• **EXERCISE BRIEF**
Among the entries below, tally each line containing "this"; respond with the total only.

╭─ SUPPLIED DATA

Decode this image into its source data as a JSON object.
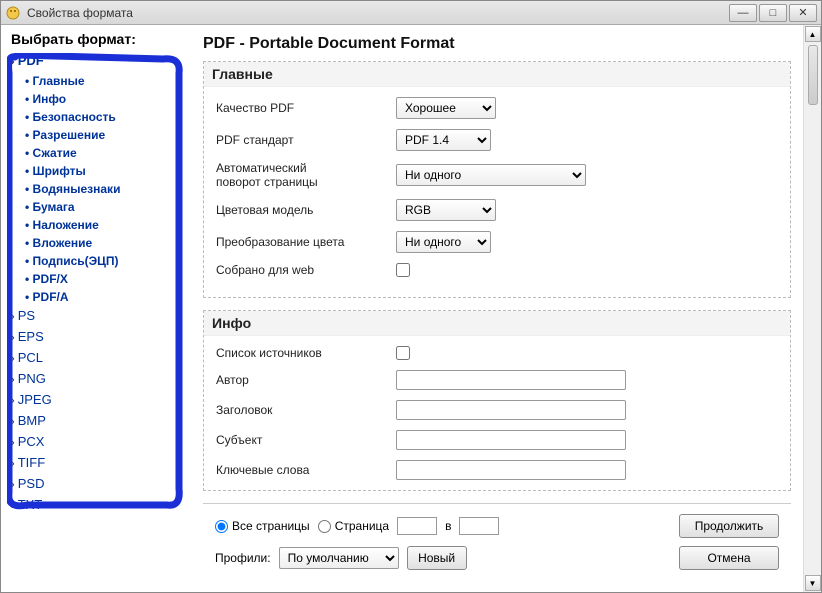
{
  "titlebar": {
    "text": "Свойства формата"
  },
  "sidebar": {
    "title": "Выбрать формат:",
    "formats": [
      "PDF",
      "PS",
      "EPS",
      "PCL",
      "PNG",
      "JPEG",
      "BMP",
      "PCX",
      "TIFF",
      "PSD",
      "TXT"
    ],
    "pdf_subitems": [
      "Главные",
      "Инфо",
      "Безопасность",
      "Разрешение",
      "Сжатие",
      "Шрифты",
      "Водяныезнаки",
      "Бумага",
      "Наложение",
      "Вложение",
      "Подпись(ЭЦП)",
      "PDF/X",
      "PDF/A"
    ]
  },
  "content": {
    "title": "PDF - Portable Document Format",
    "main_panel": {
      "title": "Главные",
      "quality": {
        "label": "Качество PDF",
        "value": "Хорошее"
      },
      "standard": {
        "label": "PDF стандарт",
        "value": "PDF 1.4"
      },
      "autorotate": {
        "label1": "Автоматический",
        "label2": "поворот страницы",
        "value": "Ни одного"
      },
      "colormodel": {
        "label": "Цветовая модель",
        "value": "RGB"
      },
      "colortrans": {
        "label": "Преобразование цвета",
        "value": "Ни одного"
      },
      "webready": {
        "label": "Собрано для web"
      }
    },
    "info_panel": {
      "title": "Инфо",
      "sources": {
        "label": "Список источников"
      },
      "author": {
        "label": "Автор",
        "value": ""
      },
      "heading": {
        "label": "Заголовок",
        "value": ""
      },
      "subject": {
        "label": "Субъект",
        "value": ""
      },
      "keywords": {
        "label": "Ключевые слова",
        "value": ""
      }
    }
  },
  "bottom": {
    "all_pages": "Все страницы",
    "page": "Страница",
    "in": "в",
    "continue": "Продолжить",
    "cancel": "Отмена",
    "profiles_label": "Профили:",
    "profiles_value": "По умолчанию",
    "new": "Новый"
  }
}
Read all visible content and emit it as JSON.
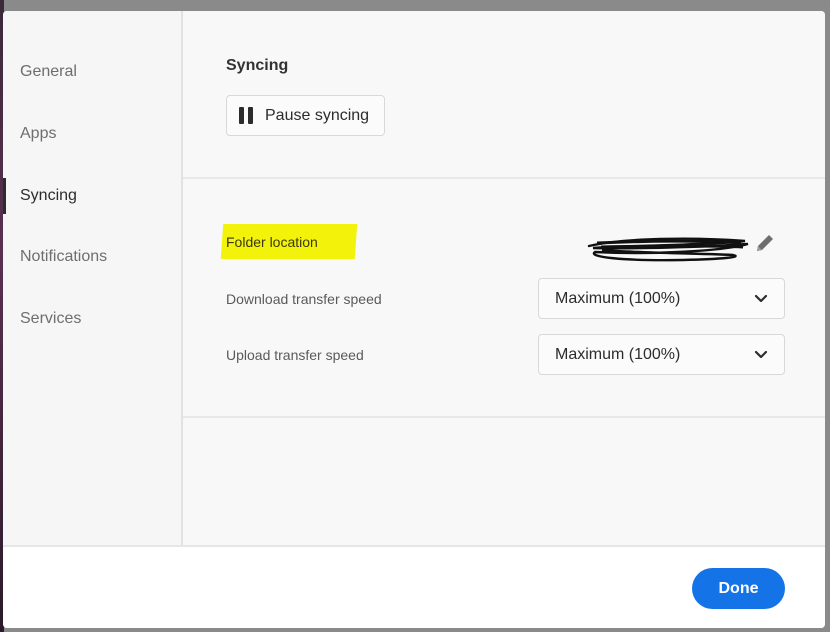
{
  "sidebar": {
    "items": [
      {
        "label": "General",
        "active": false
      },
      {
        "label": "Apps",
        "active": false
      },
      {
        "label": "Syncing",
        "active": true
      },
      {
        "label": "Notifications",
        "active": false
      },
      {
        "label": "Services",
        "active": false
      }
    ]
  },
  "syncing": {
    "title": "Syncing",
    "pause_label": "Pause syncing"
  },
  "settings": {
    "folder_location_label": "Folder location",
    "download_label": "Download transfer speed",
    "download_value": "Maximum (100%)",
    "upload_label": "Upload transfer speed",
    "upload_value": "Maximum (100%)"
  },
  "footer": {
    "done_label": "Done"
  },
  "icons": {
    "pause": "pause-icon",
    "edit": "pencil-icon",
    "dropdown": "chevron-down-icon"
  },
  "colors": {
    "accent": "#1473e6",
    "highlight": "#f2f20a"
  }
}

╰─
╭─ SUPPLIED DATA

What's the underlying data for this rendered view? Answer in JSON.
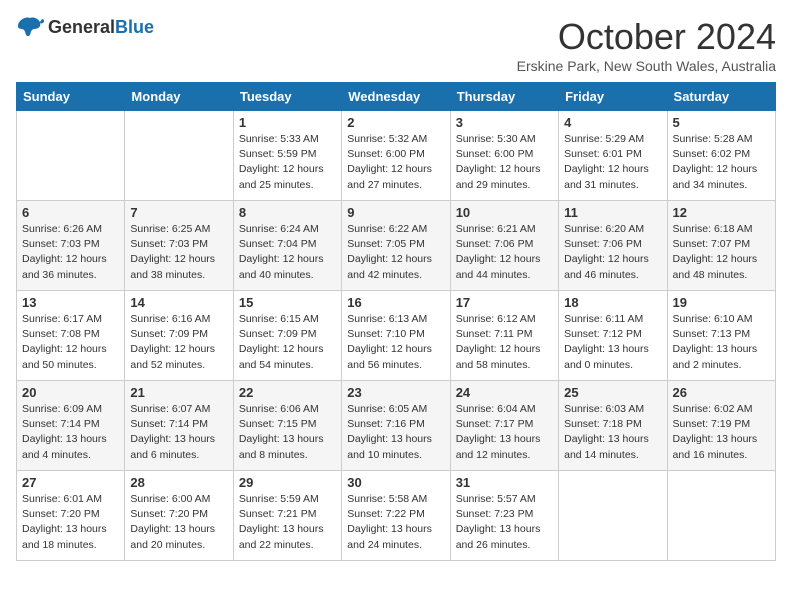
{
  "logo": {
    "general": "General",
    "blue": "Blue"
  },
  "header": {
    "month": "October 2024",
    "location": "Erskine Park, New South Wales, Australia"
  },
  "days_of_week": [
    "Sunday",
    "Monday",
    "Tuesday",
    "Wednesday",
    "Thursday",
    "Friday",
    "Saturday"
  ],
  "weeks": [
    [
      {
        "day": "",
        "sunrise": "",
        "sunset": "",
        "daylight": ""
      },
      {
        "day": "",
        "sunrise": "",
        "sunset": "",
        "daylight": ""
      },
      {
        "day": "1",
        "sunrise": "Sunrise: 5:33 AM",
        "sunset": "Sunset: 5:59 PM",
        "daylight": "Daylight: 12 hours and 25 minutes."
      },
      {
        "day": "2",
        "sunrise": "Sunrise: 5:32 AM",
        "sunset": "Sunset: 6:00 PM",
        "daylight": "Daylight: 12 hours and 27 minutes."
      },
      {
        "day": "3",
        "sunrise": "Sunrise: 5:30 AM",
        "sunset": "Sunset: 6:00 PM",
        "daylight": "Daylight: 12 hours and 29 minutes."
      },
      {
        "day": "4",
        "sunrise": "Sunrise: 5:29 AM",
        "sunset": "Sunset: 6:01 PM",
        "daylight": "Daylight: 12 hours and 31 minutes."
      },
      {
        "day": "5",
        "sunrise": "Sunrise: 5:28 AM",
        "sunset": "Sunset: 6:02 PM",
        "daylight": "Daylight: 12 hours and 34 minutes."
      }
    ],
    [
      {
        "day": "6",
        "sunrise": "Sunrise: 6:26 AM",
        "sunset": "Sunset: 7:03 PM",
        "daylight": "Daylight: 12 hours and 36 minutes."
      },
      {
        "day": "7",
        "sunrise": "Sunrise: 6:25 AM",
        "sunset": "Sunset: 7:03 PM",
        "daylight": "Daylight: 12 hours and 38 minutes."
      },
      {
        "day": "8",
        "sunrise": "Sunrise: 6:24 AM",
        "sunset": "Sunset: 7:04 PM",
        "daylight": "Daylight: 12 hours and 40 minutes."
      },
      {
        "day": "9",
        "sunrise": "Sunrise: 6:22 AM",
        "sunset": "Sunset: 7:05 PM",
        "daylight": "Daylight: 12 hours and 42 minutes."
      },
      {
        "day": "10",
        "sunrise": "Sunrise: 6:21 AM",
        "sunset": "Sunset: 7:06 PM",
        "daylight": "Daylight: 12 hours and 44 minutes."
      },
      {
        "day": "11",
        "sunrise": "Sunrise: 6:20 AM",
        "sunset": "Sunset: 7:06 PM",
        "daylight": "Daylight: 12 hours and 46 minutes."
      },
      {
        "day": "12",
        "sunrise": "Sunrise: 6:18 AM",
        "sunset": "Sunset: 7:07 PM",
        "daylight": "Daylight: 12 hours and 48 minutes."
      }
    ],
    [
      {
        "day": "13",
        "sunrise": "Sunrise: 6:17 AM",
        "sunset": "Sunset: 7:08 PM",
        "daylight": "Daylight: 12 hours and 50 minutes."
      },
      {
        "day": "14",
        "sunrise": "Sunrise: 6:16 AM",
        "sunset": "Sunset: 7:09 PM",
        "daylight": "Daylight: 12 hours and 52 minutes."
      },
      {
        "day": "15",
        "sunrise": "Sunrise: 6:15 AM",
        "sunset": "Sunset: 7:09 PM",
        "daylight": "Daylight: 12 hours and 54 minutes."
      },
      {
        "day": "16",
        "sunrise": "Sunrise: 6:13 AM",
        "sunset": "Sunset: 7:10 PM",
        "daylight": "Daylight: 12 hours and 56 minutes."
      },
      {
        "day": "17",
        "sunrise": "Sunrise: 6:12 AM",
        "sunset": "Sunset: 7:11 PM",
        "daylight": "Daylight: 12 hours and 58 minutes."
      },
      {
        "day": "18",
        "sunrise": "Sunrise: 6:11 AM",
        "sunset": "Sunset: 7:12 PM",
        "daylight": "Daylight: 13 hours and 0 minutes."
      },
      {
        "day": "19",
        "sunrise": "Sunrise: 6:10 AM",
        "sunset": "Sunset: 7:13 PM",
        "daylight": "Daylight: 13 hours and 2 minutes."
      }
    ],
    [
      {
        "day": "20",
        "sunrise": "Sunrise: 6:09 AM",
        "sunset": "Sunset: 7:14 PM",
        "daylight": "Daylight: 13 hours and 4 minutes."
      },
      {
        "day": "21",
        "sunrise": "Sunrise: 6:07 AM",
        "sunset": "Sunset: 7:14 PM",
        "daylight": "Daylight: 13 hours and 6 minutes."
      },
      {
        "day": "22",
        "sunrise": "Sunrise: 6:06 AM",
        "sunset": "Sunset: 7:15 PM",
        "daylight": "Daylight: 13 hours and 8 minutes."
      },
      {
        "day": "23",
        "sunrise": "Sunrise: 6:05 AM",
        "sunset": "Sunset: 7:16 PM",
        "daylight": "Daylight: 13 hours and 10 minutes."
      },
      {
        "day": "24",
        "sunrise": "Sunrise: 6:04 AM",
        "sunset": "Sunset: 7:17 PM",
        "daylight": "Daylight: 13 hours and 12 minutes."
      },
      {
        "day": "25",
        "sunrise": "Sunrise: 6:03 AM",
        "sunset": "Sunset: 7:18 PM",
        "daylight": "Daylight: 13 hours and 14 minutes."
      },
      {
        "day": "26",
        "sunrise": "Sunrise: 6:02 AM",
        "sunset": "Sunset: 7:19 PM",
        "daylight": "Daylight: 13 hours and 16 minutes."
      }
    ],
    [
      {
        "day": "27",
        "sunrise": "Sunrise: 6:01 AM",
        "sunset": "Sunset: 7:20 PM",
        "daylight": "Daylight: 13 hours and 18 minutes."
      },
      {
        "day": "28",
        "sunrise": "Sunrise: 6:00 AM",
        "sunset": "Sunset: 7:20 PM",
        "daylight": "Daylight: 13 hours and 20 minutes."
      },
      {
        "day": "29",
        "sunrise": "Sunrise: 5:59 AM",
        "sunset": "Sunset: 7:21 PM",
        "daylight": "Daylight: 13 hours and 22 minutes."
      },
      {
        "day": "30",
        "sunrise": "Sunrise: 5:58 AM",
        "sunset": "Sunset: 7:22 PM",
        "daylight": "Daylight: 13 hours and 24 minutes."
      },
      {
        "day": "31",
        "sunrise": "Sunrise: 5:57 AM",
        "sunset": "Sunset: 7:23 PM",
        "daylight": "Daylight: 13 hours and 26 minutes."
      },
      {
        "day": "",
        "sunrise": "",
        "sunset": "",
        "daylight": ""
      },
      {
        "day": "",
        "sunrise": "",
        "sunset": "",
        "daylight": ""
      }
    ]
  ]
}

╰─
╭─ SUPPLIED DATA

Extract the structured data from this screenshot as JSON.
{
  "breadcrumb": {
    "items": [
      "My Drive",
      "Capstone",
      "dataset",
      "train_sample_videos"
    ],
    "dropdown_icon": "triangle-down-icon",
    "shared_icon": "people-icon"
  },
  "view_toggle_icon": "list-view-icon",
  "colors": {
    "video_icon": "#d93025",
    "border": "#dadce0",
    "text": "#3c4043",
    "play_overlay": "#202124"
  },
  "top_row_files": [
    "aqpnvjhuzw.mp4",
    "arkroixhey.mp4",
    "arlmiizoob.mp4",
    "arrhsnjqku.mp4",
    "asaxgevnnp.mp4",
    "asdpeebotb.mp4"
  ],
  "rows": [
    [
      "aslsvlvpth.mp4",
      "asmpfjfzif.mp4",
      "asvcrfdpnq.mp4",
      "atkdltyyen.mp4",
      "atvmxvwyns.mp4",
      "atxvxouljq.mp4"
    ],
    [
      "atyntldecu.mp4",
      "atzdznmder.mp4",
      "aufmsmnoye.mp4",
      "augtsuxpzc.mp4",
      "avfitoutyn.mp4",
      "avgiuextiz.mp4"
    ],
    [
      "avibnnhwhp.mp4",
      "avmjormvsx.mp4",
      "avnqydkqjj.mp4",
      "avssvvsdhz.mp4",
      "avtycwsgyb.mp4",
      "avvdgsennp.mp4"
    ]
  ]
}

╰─

• **REPLY TO THE EXERCISE**
3